- **Exercise description**:
A single figure is the whole answer: the number of lines in the entries that contain "لادارة".

+--

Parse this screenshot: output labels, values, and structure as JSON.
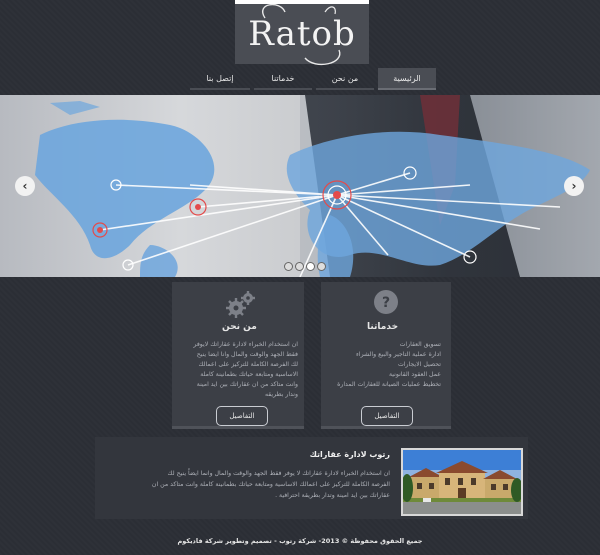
{
  "logo": {
    "text": "Ratob"
  },
  "nav": {
    "items": [
      {
        "label": "الرئيسية",
        "active": true
      },
      {
        "label": "من نحن",
        "active": false
      },
      {
        "label": "خدماتنا",
        "active": false
      },
      {
        "label": "إتصل بنا",
        "active": false
      }
    ]
  },
  "slider": {
    "dot_count": 4,
    "active_dot": 2
  },
  "about_panel": {
    "title": "من نحن",
    "lines": [
      "ان استخدام الخبراء لادارة عقاراتك لايوفر",
      "فقط الجهد والوقت والمال وانا ايضا ينيح",
      "لك الفرصة الكاملة للتركيز على اعمالك",
      "الاساسية ومتابعة حياتك بطمانينة كاملة",
      "وانت متاكد من ان عقاراتك بين ايد امينة",
      "وندار بطريقه"
    ],
    "button": "التفاصيل"
  },
  "services_panel": {
    "title": "خدماتنا",
    "lines": [
      "تسويق العقارات",
      "ادارة عملية التاجير والبيع والشراء",
      "تحصيل الايجارات",
      "عمل العقود القانونية",
      "تخطيط عمليات الصيانة للعقارات المدارة"
    ],
    "button": "التفاصيل"
  },
  "about_strip": {
    "title": "رتوب لادارة عقاراتك",
    "lines": [
      "ان استخدام الخبراء لادارة عقاراتك لا يوفر فقط الجهد والوقت والمال وانما ايضاً ينيح لك",
      "الفرصة الكاملة للتركيز على اعمالك الاساسية ومتابعة حياتك بطمانينة كاملة وانت متاكد من ان",
      "عقاراتك بين ايد امينة وتدار بطريقة احترافية ."
    ]
  },
  "footer": {
    "text": "جميع الحقوق محفوظة © 2013- شركة رتوب - تصميم وتطوير شركة فاديكوم"
  }
}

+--

- **Solution to the problem**:
3